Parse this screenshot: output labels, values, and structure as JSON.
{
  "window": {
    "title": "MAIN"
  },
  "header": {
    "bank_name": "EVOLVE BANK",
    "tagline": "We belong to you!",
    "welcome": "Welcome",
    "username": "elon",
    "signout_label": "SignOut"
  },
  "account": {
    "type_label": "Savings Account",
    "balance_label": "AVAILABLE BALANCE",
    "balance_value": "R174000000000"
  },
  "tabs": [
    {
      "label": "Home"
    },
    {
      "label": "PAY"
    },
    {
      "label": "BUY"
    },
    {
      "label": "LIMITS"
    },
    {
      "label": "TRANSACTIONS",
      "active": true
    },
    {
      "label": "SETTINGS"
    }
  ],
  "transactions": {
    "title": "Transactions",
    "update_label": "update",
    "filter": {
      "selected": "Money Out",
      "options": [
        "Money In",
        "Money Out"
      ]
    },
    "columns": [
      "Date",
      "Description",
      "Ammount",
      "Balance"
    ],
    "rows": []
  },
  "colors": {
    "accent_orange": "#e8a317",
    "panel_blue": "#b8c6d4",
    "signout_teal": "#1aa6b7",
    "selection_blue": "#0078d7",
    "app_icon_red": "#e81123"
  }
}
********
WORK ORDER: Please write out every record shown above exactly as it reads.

TASK ANSWER:
Parse this screenshot: output labels, values, and structure as JSON.
{
  "window": {
    "title": "MAIN"
  },
  "header": {
    "bank_name": "EVOLVE BANK",
    "tagline": "We belong to you!",
    "welcome": "Welcome",
    "username": "elon",
    "signout_label": "SignOut"
  },
  "account": {
    "type_label": "Savings Account",
    "balance_label": "AVAILABLE BALANCE",
    "balance_value": "R174000000000"
  },
  "tabs": [
    {
      "label": "Home"
    },
    {
      "label": "PAY"
    },
    {
      "label": "BUY"
    },
    {
      "label": "LIMITS"
    },
    {
      "label": "TRANSACTIONS",
      "active": true
    },
    {
      "label": "SETTINGS"
    }
  ],
  "transactions": {
    "title": "Transactions",
    "update_label": "update",
    "filter": {
      "selected": "Money Out",
      "options": [
        "Money In",
        "Money Out"
      ]
    },
    "columns": [
      "Date",
      "Description",
      "Ammount",
      "Balance"
    ],
    "rows": []
  },
  "colors": {
    "accent_orange": "#e8a317",
    "panel_blue": "#b8c6d4",
    "signout_teal": "#1aa6b7",
    "selection_blue": "#0078d7",
    "app_icon_red": "#e81123"
  }
}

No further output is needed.